Bulgaria Monasteries is a website which is uniquely created to reveal the beautiful world of Bulgarian monasteries to you and give you the starting point for your journey through the land of monasteries.
You will find on our website in detail and illustrated information for over 120 monasteries in Bulgaria.
monastery details Ivanovo Rock Monastery was established in the twenties of 13th century by the monk Yakim.
During the whole period of Second Bulgarian Kingdom, the monastery had developed strong relationships with the kings of Tarnovo.
monastery details Stauropegial Troyan monastery is the third biggest monastery in Bulgaria and the third in significance as well.
It was built in 1600, but its present appearance dated back to the period 1835-1855 when the main church was erected.

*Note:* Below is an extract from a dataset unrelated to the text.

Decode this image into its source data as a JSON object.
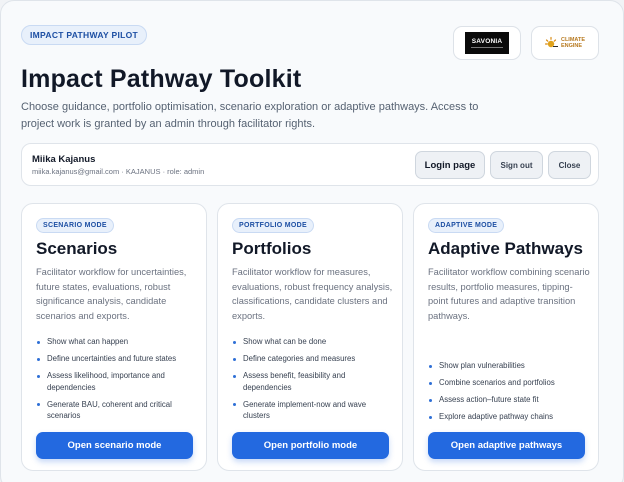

The Cherepish Monastery was restored in the beginning of the 17th century by the renowned Bulgarian ecclesiastic, builder and painter Pimen Zograf of Sofia.Nowadays the monastery is not functioning and it consists of 20 small rock churches, chapels, monks' cells, hewn into the rocks of the picturesque canyon of Roussenski Lom river. Nikola" lies at the foot of the Elena Balkan on the banks of the Vesselina river.The Kapinovo Monastery was established in 1272 during the reign of the king Konstantin Assen-Tih(Quiet) (1257-1277).The legend says that the holy cloisters existence may have been closely related to the name of the hermit Ivan Rilski, who had settled in one of the caves in the Varovitets region before choosing solitude life in Rila.Nevertheless, the local people of Etropole declared the place holy and laid the foundations of the present-day monastery. Trinity monastery was one of the biggest literacy centres at Bulgarian lands in XVI and XVII century as the popular Etropole calligraphic and art school was established there. George the Victorious was established in the middle of 13th century by the Ukrainian prince Glozh who settled in the area of the present village Glozhene with the permission of the Bulgarian king Ivan Assen II.